Dataset entries:
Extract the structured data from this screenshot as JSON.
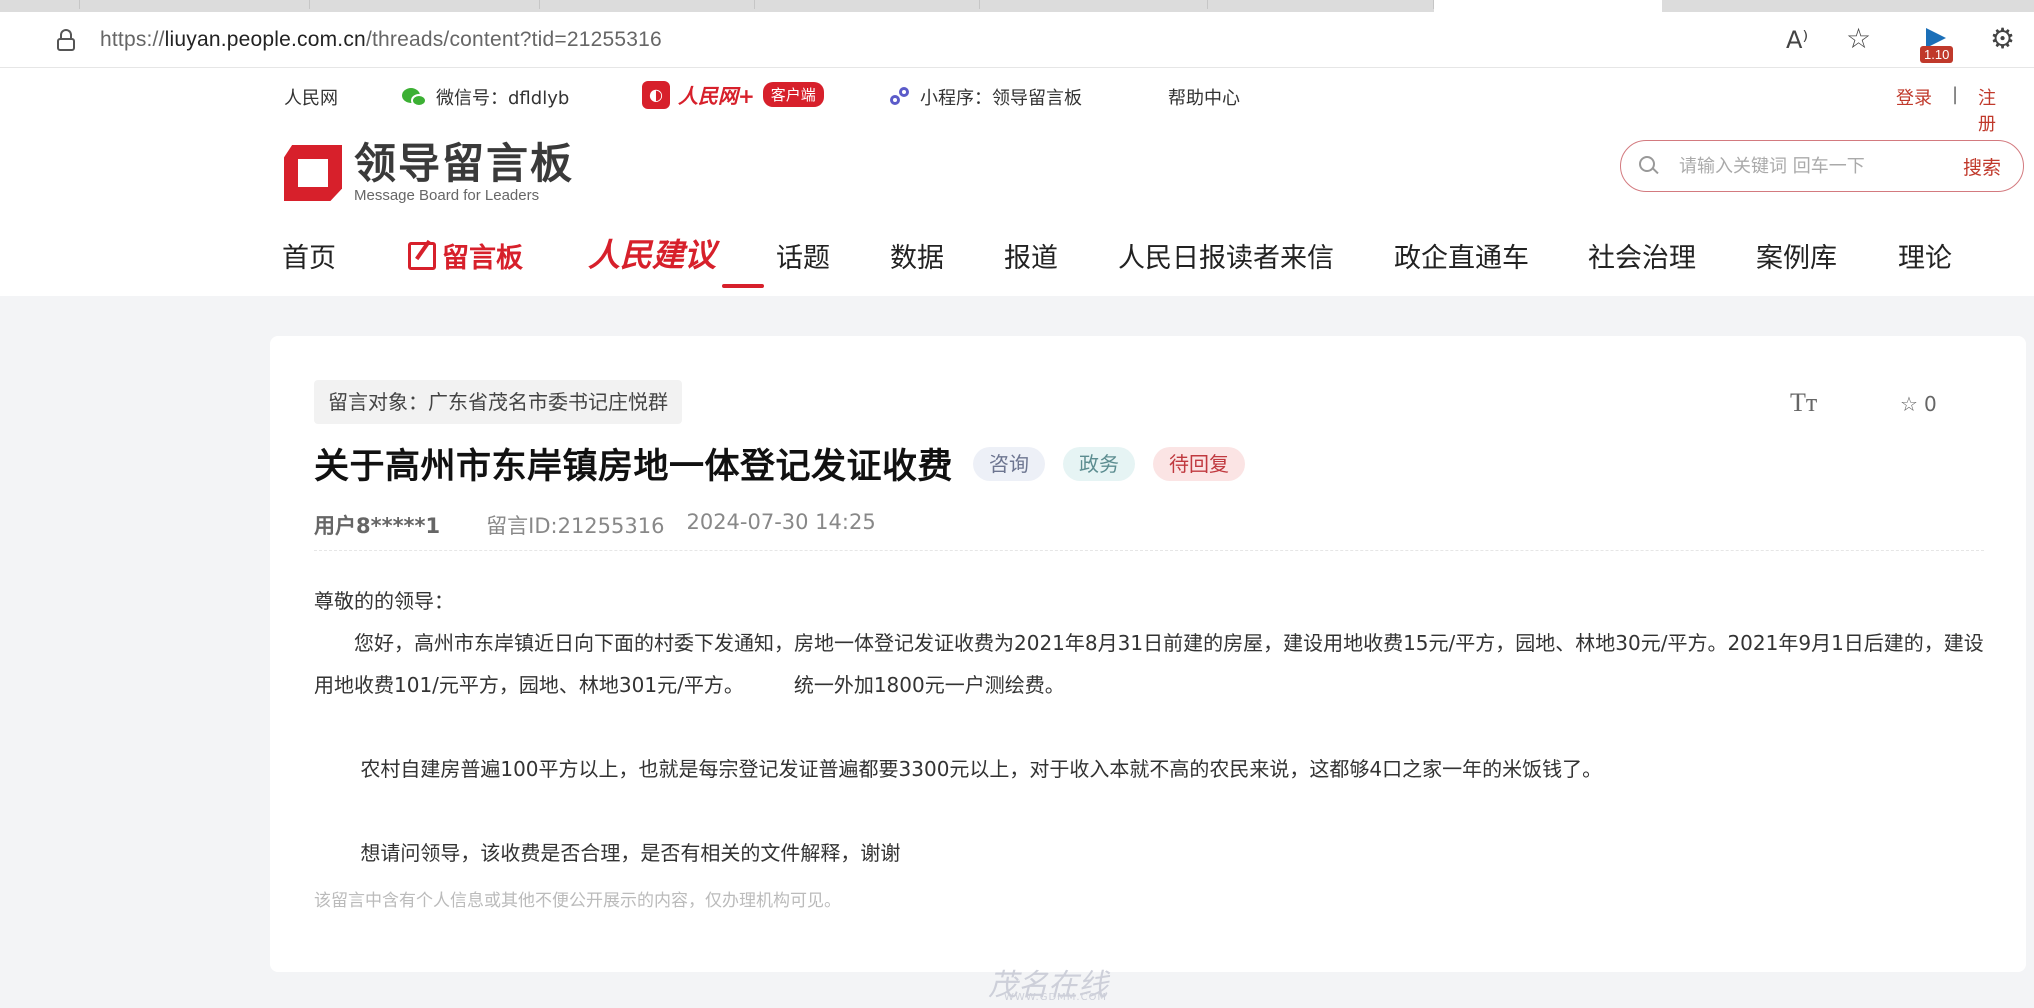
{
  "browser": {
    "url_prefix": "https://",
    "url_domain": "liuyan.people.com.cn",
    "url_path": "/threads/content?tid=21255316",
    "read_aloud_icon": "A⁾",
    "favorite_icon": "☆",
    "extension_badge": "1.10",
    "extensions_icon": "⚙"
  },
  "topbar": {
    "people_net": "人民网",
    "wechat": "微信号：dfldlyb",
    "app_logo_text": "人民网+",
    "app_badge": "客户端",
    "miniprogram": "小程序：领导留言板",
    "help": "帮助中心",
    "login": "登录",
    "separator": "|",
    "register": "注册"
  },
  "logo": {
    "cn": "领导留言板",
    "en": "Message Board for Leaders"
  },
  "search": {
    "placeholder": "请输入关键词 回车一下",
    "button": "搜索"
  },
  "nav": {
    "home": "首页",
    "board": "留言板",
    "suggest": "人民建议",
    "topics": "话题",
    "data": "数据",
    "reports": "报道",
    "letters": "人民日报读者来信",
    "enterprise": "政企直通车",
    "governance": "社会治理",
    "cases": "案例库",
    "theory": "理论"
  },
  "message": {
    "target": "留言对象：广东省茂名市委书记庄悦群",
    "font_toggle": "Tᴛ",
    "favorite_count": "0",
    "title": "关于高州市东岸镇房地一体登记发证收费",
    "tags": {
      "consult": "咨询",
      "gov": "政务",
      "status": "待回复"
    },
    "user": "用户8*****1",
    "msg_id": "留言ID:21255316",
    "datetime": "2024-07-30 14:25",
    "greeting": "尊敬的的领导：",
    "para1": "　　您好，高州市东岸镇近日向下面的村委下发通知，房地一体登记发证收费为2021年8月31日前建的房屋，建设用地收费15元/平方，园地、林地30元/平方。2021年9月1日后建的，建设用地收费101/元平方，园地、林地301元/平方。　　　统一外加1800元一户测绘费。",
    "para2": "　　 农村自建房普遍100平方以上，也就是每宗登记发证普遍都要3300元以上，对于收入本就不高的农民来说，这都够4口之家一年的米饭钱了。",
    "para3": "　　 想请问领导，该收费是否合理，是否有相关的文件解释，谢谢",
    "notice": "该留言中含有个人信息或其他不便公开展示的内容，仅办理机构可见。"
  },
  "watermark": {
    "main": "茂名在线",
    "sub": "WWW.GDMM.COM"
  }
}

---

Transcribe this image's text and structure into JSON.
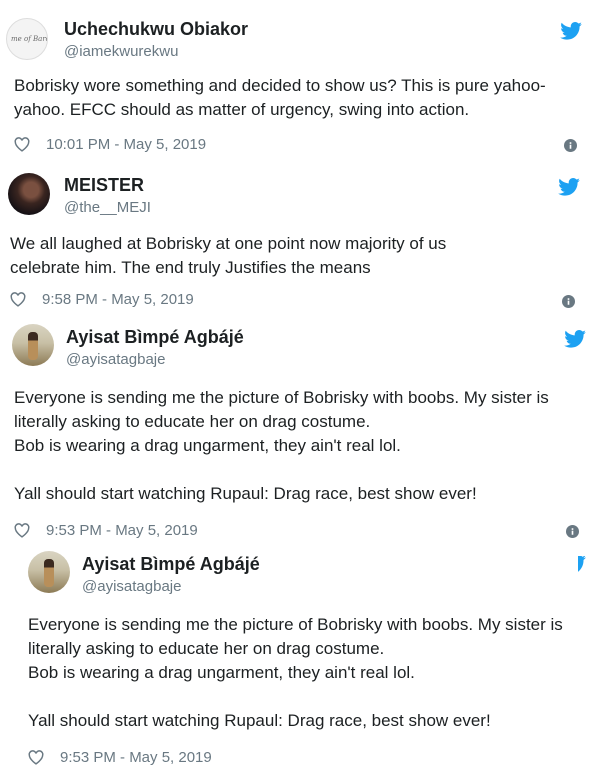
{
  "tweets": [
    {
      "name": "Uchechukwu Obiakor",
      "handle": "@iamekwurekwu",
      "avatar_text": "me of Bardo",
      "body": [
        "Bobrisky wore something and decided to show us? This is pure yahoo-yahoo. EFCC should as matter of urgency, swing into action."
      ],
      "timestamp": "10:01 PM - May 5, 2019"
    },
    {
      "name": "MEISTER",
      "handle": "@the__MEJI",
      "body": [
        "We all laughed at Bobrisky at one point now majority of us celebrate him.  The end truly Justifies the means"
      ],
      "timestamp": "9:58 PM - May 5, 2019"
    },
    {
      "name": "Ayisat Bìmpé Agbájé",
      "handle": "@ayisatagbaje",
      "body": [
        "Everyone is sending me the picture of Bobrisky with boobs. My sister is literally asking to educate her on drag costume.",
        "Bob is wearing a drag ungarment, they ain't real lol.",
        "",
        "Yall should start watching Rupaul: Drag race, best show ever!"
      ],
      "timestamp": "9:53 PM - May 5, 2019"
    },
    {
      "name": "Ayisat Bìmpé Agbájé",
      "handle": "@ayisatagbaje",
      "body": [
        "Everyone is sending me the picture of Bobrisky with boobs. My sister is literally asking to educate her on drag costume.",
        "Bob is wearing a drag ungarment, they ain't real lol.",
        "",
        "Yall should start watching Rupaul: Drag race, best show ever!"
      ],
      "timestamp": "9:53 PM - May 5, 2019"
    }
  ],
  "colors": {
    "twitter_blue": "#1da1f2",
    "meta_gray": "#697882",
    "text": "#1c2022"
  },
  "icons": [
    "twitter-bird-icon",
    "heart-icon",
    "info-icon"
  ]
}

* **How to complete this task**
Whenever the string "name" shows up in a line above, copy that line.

* **Answer to this exercise**
      "name": "Uchechukwu Obiakor",
      "name": "MEISTER",
      "name": "Ayisat Bìmpé Agbájé",
      "name": "Ayisat Bìmpé Agbájé",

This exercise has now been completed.